Assistant Professor, Department of History
Photo of Victor Seow

Former Cornell faculty.

I am a historian of nineteenth- and twentieth-century China, with research interests in issues of energy, science and technology, the environment, industry, labor, and state power. My current book project brings together this range of topics in a study of fossil fuels in the making of modern East Asia. Titled Carbon Technocracy: East Asian Energy Regimes and the Industrial Modern, 1900-1957, this project uses the case of coal mining in Manchuria to examine the broader significance of carbon energy to the Chinese and Japanese states that had at different times extended control over this region. By following processes of coal extraction, distribution, and use on the one hand and the all-too-often heated discussions over access to energy resources on the other, I explore the co-production of calorific and political power that gave rise to trans-war East Asian technocratic regimes.
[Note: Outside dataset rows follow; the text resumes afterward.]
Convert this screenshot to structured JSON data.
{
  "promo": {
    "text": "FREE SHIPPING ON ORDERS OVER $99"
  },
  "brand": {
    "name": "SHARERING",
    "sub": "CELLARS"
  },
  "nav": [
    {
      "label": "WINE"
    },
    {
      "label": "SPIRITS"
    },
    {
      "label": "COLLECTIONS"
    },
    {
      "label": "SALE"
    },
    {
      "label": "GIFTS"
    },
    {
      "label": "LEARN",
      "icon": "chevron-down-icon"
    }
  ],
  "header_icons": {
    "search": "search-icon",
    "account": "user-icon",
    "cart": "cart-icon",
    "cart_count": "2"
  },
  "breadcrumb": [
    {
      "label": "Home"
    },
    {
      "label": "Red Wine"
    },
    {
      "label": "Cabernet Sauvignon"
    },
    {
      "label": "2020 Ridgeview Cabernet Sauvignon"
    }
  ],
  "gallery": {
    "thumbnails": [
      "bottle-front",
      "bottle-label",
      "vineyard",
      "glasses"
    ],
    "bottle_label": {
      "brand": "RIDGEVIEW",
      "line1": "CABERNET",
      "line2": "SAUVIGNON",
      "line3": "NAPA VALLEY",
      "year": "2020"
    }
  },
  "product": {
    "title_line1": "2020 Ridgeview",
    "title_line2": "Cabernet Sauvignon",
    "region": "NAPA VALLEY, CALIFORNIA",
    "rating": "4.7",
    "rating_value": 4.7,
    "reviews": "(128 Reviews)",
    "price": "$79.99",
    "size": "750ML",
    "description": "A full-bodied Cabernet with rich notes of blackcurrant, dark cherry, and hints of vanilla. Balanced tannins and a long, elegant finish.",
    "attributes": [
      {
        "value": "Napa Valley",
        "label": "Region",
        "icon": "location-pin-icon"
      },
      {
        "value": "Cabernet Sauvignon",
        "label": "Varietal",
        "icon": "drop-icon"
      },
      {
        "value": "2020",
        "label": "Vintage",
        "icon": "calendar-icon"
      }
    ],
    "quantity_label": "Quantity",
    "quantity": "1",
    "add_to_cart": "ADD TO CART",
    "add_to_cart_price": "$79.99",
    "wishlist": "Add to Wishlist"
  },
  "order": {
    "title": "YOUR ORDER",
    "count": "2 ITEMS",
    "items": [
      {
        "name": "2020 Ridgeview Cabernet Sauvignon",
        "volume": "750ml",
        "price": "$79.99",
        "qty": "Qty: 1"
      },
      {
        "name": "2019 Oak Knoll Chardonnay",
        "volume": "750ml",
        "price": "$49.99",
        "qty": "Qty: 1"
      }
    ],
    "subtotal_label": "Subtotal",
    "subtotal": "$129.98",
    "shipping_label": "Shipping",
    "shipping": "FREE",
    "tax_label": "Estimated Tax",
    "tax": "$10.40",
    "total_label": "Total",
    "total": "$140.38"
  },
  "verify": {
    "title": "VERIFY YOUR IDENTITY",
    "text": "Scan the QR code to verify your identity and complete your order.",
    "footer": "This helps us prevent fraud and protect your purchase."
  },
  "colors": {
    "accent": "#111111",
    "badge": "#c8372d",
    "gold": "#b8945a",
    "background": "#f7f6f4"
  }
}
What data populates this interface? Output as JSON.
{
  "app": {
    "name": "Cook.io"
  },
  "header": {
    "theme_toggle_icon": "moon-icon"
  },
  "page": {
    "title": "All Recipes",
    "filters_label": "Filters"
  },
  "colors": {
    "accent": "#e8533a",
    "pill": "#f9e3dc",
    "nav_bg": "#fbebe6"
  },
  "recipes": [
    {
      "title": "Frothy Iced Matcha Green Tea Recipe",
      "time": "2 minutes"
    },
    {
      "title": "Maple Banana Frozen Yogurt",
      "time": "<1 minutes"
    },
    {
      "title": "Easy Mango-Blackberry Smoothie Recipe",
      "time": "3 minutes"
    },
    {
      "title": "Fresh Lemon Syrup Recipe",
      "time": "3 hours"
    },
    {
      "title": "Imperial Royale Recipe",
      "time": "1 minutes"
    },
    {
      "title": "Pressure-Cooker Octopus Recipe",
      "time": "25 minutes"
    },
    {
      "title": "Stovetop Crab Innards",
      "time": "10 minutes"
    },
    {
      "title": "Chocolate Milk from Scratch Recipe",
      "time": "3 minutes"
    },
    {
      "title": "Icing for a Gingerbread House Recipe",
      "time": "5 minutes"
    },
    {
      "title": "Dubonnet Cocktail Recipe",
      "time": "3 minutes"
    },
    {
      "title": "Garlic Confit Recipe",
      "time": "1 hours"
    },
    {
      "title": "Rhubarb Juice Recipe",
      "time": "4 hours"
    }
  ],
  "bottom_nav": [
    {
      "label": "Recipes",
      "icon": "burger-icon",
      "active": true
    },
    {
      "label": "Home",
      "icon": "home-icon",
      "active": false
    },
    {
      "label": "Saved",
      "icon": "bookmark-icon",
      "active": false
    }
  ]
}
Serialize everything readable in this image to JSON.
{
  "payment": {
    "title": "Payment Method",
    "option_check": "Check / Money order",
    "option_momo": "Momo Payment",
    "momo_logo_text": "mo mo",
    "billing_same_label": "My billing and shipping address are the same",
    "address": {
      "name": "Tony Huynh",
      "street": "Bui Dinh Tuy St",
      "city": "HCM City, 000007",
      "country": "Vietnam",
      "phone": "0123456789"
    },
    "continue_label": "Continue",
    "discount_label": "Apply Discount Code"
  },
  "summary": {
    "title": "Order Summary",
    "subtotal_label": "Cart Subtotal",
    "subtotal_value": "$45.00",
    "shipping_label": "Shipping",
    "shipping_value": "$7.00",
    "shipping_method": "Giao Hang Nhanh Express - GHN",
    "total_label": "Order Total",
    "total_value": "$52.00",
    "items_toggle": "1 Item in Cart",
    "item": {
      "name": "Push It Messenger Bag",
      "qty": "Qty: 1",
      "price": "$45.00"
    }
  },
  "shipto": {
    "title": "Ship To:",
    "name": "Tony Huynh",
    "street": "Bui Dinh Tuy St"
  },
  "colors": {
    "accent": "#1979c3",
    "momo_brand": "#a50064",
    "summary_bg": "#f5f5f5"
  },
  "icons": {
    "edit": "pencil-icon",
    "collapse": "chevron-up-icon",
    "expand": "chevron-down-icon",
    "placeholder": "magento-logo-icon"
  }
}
My other ongoing projects include a history of the automobile in twentieth-century China and a trans-Pacific study of Chinese industrial cooperatives.